**YOUR INSTRUCTIONS:** Among the entries below, find the lines with the word "title" and return them.

Items listed in a dataset:
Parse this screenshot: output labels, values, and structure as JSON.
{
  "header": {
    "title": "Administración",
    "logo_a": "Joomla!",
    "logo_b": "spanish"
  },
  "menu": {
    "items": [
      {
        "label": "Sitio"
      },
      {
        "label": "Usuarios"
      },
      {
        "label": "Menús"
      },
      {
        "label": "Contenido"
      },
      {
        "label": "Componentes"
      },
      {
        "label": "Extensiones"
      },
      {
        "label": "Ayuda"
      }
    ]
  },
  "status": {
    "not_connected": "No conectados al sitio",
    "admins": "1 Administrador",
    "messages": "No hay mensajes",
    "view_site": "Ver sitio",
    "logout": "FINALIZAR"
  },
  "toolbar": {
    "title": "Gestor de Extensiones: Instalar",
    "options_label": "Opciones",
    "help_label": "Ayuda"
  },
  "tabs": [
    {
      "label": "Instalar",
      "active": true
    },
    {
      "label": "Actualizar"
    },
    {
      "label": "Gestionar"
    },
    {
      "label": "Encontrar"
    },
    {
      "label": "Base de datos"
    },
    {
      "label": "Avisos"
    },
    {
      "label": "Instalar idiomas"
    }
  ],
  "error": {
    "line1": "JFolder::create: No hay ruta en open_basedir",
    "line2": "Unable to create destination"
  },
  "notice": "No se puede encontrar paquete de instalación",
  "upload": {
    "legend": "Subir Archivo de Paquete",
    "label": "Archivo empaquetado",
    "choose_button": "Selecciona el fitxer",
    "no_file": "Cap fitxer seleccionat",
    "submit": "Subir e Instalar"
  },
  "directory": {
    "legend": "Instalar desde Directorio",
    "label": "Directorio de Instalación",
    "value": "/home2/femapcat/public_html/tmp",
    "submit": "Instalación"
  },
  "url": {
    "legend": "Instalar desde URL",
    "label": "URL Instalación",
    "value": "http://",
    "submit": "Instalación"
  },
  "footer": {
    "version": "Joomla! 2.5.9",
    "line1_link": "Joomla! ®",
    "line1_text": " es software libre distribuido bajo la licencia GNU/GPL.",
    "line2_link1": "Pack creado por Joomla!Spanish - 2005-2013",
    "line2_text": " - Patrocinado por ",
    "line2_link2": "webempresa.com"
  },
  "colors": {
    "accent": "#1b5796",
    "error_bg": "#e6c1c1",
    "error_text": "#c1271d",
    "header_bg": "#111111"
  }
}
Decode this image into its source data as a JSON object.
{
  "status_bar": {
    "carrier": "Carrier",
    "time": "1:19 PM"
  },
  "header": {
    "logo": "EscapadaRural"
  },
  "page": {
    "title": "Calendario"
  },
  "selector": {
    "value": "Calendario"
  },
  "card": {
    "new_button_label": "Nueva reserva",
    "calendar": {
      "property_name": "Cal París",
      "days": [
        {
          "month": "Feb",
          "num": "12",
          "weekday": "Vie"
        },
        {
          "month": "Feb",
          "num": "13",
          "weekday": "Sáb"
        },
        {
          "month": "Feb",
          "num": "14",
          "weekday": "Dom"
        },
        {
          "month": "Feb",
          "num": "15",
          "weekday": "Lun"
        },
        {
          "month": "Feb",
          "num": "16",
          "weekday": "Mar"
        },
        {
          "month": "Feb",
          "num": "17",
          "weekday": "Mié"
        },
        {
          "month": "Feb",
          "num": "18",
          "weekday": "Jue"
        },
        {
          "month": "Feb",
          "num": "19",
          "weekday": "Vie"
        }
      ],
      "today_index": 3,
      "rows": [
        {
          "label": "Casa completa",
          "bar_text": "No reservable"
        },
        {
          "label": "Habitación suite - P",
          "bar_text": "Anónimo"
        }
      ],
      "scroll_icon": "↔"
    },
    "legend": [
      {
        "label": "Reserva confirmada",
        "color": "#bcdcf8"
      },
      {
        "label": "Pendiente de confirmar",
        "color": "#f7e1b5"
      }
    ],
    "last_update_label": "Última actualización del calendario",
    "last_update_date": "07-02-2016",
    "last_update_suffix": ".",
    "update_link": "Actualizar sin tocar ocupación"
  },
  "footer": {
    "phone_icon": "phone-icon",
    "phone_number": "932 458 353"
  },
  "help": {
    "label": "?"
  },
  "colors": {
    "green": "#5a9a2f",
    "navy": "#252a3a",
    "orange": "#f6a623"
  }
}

**TASK ANSWER:**
    "title": "Administración",
    "title": "Gestor de Extensiones: Instalar",
    "title": "Calendario"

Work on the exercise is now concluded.